What makes MR James so very very good is that you never really have any idea about what is going on on the other side. There is just a vague and horrible impression of an occult, malevolent world that sometimes touches ours. There is no attempt at explanation. There are strange powers prowling the world like ravenous lions; don’t interfere with them. Lock your doors and close your curtains at night and don’t read that curious manuscript. That’s all you need (or want) to know.

EF Benson and Algernon Blackwood, both legendary writers of excellent ghost stories, also wrote stories about spiritualism and parapsychology. Those stories were abysmal. If EF Benson and Algernon Blackwood can’t do it, it really oughtn’t to be attempted.

But this was supposed to be a review of Ann Mellor’s Lover. It’s about clarevoyance. This is going to be terribly anticlimactic; after all that I’ve said, I really ought to condemn it as irredeemable tripe,  but… it’s not that bad. It’s kinda silly, but it’s readable and held my interest. It’s about a guy who discovers a sketch of a girl, and immediately, through clarevoyance, realizes that he was linked to her in a past life; he then undertakes an investigation. It sucks as a ghost story, but as middlebrow short fiction, it’s passable.

Kecksies, Marjorie Bowen

Kecksy: a kind of weed.

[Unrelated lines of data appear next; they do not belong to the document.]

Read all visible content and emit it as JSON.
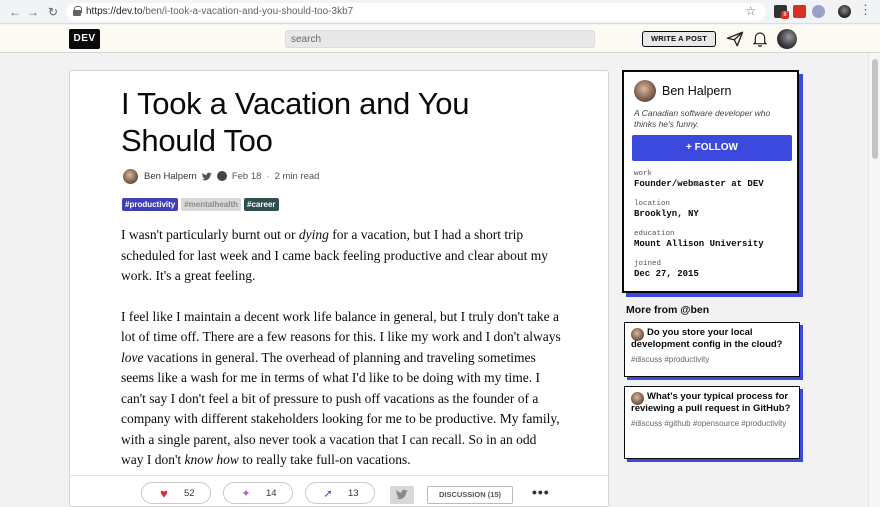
{
  "browser": {
    "url_host": "https://dev.to",
    "url_path": "/ben/i-took-a-vacation-and-you-should-too-3kb7",
    "nav_back": "←",
    "nav_forward": "→",
    "nav_reload": "↻",
    "bookmark_star": "☆",
    "menu": "⋮",
    "extension_badge": "8"
  },
  "header": {
    "logo": "DEV",
    "search_placeholder": "search",
    "write_post": "WRITE A POST"
  },
  "article": {
    "title": "I Took a Vacation and You Should Too",
    "author": "Ben Halpern",
    "date": "Feb 18",
    "separator": "·",
    "read_time": "2 min read",
    "tags": [
      "#productivity",
      "#mentalhealth",
      "#career"
    ],
    "p1_a": "I wasn't particularly burnt out or ",
    "p1_em": "dying",
    "p1_b": " for a vacation, but I had a short trip scheduled for last week and I came back feeling productive and clear about my work. It's a great feeling.",
    "p2_a": "I feel like I maintain a decent work life balance in general, but I truly don't take a lot of time off. There are a few reasons for this. I like my work and I don't always ",
    "p2_em1": "love",
    "p2_b": " vacations in general. The overhead of planning and traveling sometimes seems like a wash for me in terms of what I'd like to be doing with my time. I can't say I don't feel a bit of pressure to push off vacations as the founder of a company with different stakeholders looking for me to be productive. My family, with a single parent, also never took a vacation that I can recall. So in an odd way I don't ",
    "p2_em2": "know how",
    "p2_c": " to really take full-on vacations."
  },
  "reactions": {
    "hearts": "52",
    "unicorns": "14",
    "bookmarks": "13",
    "discussion": "DISCUSSION (15)",
    "more": "•••"
  },
  "profile": {
    "name": "Ben Halpern",
    "bio": "A Canadian software developer who thinks he's funny.",
    "follow": "+ FOLLOW",
    "work_label": "work",
    "work": "Founder/webmaster at DEV",
    "location_label": "location",
    "location": "Brooklyn, NY",
    "education_label": "education",
    "education": "Mount Allison University",
    "joined_label": "joined",
    "joined": "Dec 27, 2015"
  },
  "more_from": {
    "title": "More from @ben",
    "posts": [
      {
        "title": "Do you store your local development config in the cloud?",
        "tags": "#discuss #productivity"
      },
      {
        "title": "What's your typical process for reviewing a pull request in GitHub?",
        "tags": "#discuss #github #opensource #productivity"
      }
    ]
  },
  "colors": {
    "accent": "#3b49df",
    "tag_productivity": "#3f3fb5",
    "tag_career": "#2f4f4f",
    "heart": "#e0243a"
  }
}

Kecksies is a pretty unremarkable story about the dead coming back to life in order to do something they intended to do while alive.
It takes place in the 17 or 18th century, and features a couple of rich scapegraces meeting unexpectedly with the corpse of an enemy. The two behave badly and stupidly, and I had no sympathy at all for them. I wonder why Bowen so often writes such despicable characters. Perhaps her intent was to soften the shock to the reader when such a character inevitably meets with a gruesome fate.
It is certainly true that you don’t want a ghost story with a main character who is charming and lovable and ends up getting his brains sucked out by the creature at the end of the story. That would be depressing. I think, though, that Bowen’s extreme vilification of her characters is even worse; when the characters aren’t believable as people, and are really just caricatures of vice, you can’t empathize with them at all and so the story is always held at arm’s length.
MR James’ characters are perfect in this regard; they are inoffensive but not endearing. Just regular, boring people. So unremarkable, in fact, that they’re almost placeholders. It’s easy for the reader to replace the character with himself, thus heightening the sense of dread.

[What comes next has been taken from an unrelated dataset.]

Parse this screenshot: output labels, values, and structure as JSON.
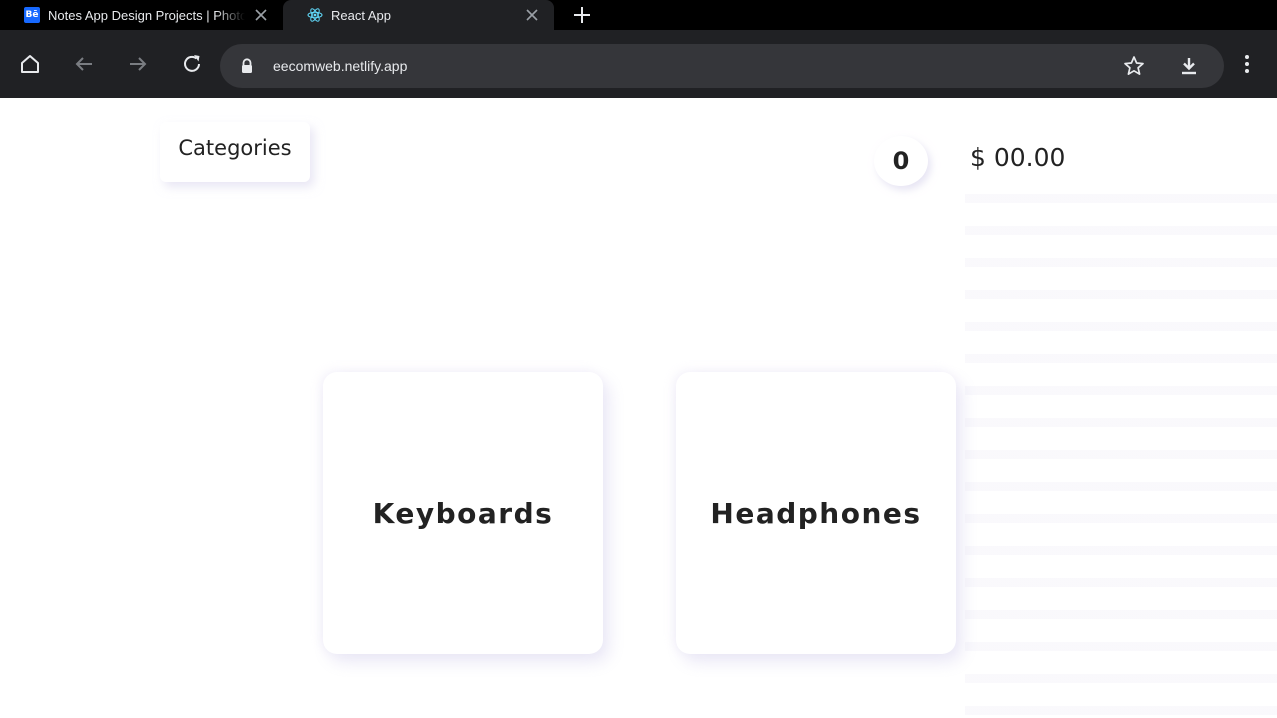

Anyway; Kecksies: dull. Hopefully the next (and last) story in this anthology will make up for it.